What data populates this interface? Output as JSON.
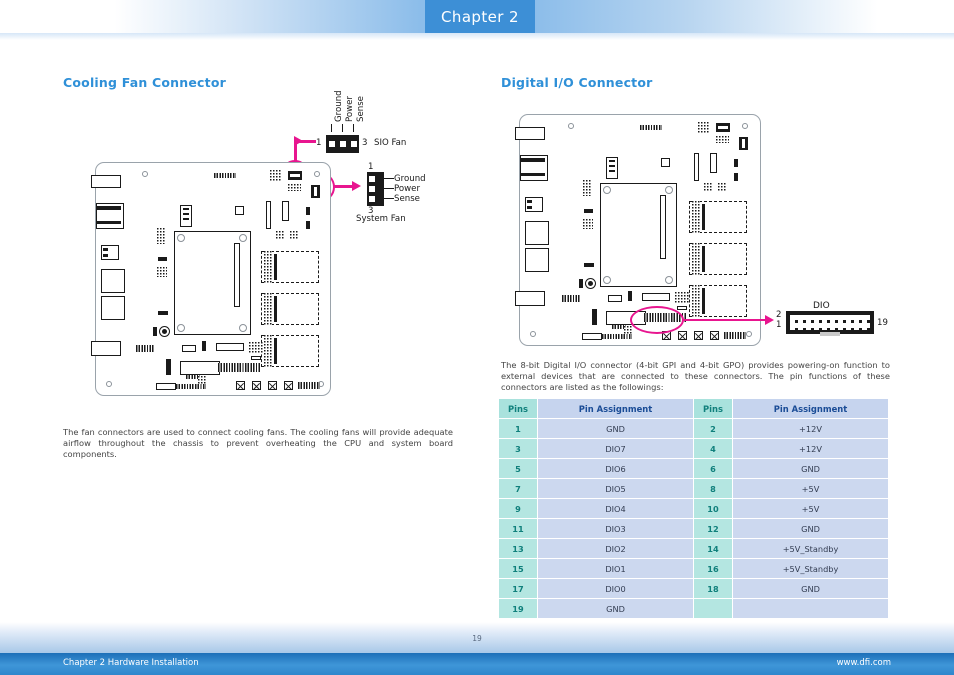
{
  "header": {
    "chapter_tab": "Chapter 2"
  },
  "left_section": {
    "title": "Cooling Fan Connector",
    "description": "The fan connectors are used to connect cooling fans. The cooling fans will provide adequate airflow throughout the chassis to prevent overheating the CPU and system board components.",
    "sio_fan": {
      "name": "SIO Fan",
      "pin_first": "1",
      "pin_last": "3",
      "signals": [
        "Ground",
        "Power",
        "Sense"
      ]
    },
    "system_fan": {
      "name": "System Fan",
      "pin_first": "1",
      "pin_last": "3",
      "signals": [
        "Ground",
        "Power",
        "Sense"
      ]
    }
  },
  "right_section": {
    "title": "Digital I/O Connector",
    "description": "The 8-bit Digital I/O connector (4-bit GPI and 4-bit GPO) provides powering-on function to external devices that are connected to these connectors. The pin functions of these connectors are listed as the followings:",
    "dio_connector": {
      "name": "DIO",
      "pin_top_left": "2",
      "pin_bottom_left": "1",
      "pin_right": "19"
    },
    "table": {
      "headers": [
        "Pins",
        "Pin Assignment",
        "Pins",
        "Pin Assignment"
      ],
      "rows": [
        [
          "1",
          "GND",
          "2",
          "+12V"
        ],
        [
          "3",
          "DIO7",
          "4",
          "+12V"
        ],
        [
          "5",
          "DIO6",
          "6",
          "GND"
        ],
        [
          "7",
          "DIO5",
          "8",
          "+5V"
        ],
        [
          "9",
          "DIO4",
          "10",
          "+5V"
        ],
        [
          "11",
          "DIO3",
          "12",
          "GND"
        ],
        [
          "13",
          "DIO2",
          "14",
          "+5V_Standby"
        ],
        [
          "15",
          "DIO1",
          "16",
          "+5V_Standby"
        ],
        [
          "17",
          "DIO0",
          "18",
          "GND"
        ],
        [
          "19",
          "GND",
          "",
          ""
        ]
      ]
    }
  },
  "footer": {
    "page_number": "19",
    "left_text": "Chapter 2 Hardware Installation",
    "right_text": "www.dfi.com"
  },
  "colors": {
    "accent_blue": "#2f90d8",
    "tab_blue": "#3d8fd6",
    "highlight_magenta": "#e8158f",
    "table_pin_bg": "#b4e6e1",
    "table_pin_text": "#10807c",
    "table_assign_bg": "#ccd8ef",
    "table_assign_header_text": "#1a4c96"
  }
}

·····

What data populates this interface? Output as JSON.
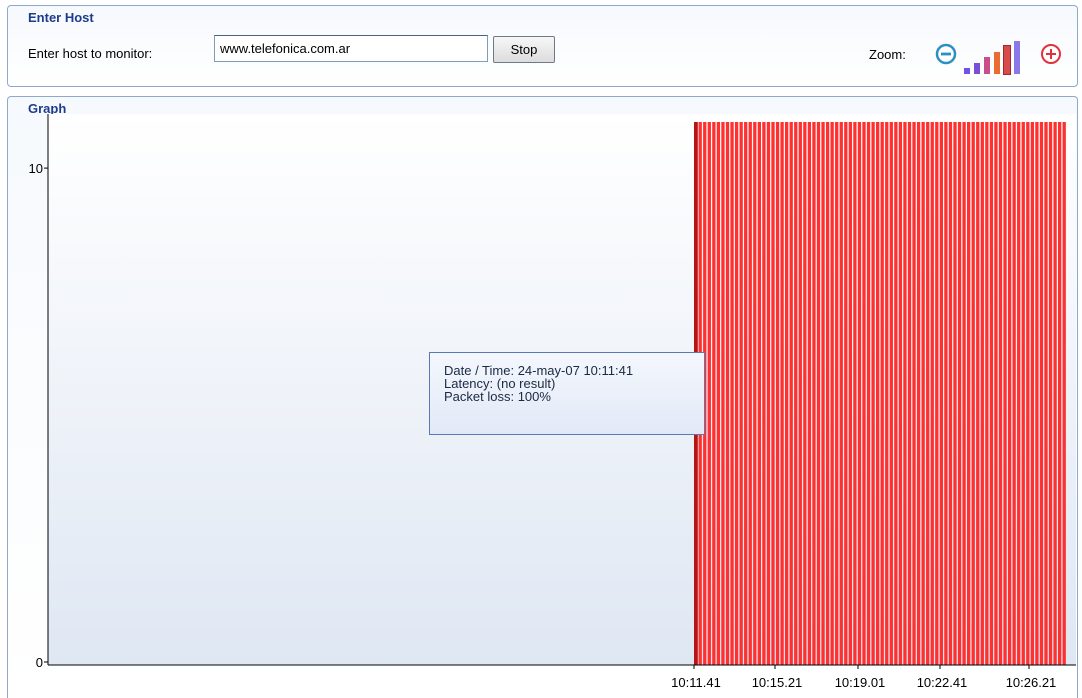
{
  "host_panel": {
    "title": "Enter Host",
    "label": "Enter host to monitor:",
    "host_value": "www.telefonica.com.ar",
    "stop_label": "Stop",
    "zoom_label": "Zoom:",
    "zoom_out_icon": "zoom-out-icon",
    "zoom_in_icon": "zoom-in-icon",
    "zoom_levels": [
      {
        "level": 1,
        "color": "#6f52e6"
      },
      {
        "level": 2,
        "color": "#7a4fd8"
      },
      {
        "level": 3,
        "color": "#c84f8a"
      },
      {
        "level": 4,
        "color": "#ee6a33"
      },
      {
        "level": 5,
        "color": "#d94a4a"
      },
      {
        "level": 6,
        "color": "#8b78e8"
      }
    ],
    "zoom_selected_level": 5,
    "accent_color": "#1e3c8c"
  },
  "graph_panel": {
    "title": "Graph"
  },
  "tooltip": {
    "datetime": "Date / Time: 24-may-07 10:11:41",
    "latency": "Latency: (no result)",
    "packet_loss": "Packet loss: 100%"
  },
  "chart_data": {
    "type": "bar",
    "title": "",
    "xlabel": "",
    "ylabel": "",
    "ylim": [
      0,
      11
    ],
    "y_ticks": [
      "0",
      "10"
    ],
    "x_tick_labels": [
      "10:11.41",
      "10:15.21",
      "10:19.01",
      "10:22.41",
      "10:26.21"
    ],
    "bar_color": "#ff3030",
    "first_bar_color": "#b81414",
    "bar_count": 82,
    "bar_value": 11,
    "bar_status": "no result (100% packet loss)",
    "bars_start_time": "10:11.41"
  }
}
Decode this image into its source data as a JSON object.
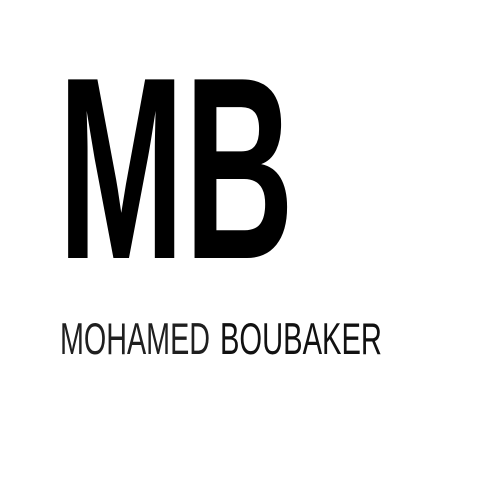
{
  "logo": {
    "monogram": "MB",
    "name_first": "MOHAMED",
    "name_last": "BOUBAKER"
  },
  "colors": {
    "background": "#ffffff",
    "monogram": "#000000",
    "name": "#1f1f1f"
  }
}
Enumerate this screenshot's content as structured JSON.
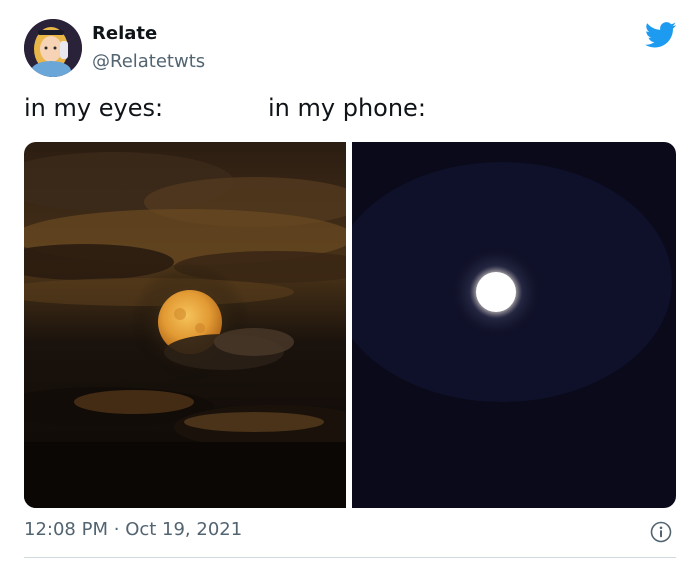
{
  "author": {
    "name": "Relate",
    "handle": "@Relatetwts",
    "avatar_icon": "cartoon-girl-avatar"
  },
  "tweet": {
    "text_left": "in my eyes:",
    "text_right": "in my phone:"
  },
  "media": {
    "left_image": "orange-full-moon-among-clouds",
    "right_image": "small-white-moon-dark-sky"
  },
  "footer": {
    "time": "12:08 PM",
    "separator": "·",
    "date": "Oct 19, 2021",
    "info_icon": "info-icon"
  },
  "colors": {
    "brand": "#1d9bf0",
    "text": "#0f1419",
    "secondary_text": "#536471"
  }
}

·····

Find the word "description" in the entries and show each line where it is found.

### Response box
    "description": "The fan connectors are used to connect cooling fans. The cooling fans will provide adequate airflow throughout the chassis to prevent overheating the CPU and system board components.",
    "description": "The 8-bit Digital I/O connector (4-bit GPI and 4-bit GPO) provides powering-on function to external devices that are connected to these connectors. The pin functions of these connectors are listed as the followings:",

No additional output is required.